Sudden Infant Death Syndrome
Parental knowledge and beliefs about infant sleep position
National Center for Research Resources (NCRR)
Published on BioPortfolio: 2014-08-27T03:57:45-0400
This proposed project will engage American Indian communities through existing partnerships, utilizing a Community Based Participatory Research (CBPR) methodology to design a group interve...
The specific aims of the study are to: 1) evaluate the impact of the safe sleep intervention on parents' knowledge, beliefs, intentions, skills and practices related to creating and mainta...
Teen mothers present a unique set of challenges in reducing the risk for sleep-related infant mortality, in part because they may not be the sole decision-maker for an infant's sleep envir...
While frequent night awakenings in newborns are common and expected, an estimated 20-30% of older infants and toddlers have frequent problematic night wakings requiring parental interventi...
This study will evaluate baby box ownership and safe sleep practices (sleep location, sleep position, use of bedding) among families provided a free baby box and standardized safe sleep ed...

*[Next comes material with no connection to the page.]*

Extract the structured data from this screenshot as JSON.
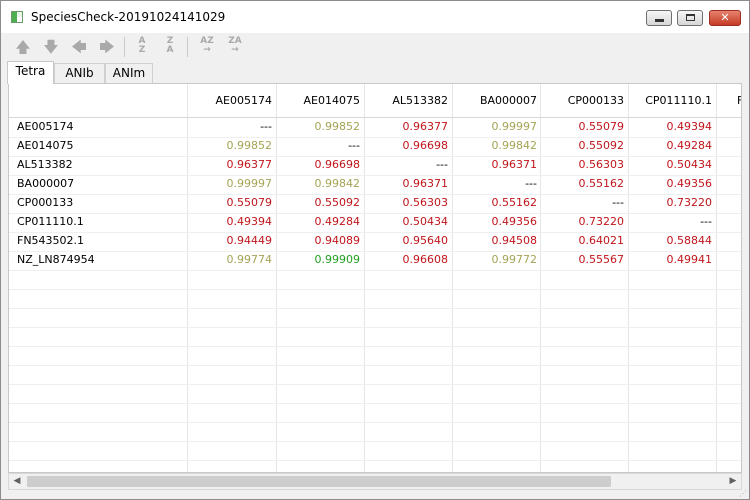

Chronotype is a construct contributing to individual differences in sleep-wake timing. Previous studies with children have found that evening-types exhibit greater sleep difficulties. Infant sleep qua...
Sleep quality in early life has implications for individual and family well-being . Parenting in the early months may be highly influential on infant sleep patterns and trajectories.
This study (a) investigates effects of the transition to motherhood on implicit and explicit responses to infant cues; (b) assesses influences of prior parenting and delivery experiences on implicit a...
Sleep has a crucial role in physical and mental health across the lifespan. In addition to an excessive intrusive sleep-related cognitive activity, another factor that may influence sleep quality in o...
Both perinatal depression and infant sleep problems are common concerns in many communities, with these problems often coinciding. Findings in this area conflict and much of the research relies on poo...
Periods of sleep manifested by changes in EEG activity and certain behavioral correlates; includes Stage 1: sleep onset, drowsy sleep; Stage 2: light sleep; Stages 3 and 4: delta sleep, light sleep, deep sleep, telencephalic sleep.
Dyssomnias (i.e., insomnias or hypersomnias) associated with dysfunction of internal sleep mechanisms or secondary to a sleep-related medical disorder (e.g., sleep apnea, post-traumatic sleep disorders, etc.). (From Thorpy, Sleep Disorders Medicine, 1994, p187)
A disorder characterized by sudden attacks of respiratory distress in at rest patients with HEART FAILURE and PULMONARY EDEMA. It usually occurs at night after several hours of sleep in a reclining position. Patients awaken with a feeling of suffocation, coughing, a cold sweat, and TACHYCARDIA. When there is significant WHEEZING, it is called cardiac asthma.
The abrupt and unexplained death of an apparently healthy infant under one year of age, remaining unexplained after a thorough case investigation, including performance of a complete autopsy, examination of the death scene, and review of the clinical history. (Pediatr Pathol 1991 Sep-Oct;11(5):677-84)
Movements or behaviors associated with sleep, sleep stages, or partial arousals from sleep that may impair sleep maintenance. Parasomnias are generally divided into four groups: arousal disorders, sleep-wake transition disorders, parasomnias of REM sleep, and nonspecific parasomnias. (From Thorpy, Sleep Disorders Medicine, 1994, p191)
Sleep disorders disrupt sleep during the night, or cause sleepiness during the day, caused by physiological or psychological factors. The common ones include snoring and sleep apnea, insomnia, parasomnias, sleep paralysis, restless legs syndrome, circa...
Within medicine, nutrition (the study of food and the effect of its components on the body) has many different roles. Appropriate nutrition can help prevent certain diseases, or treat others. In critically ill patients, artificial feeding by tubes need t...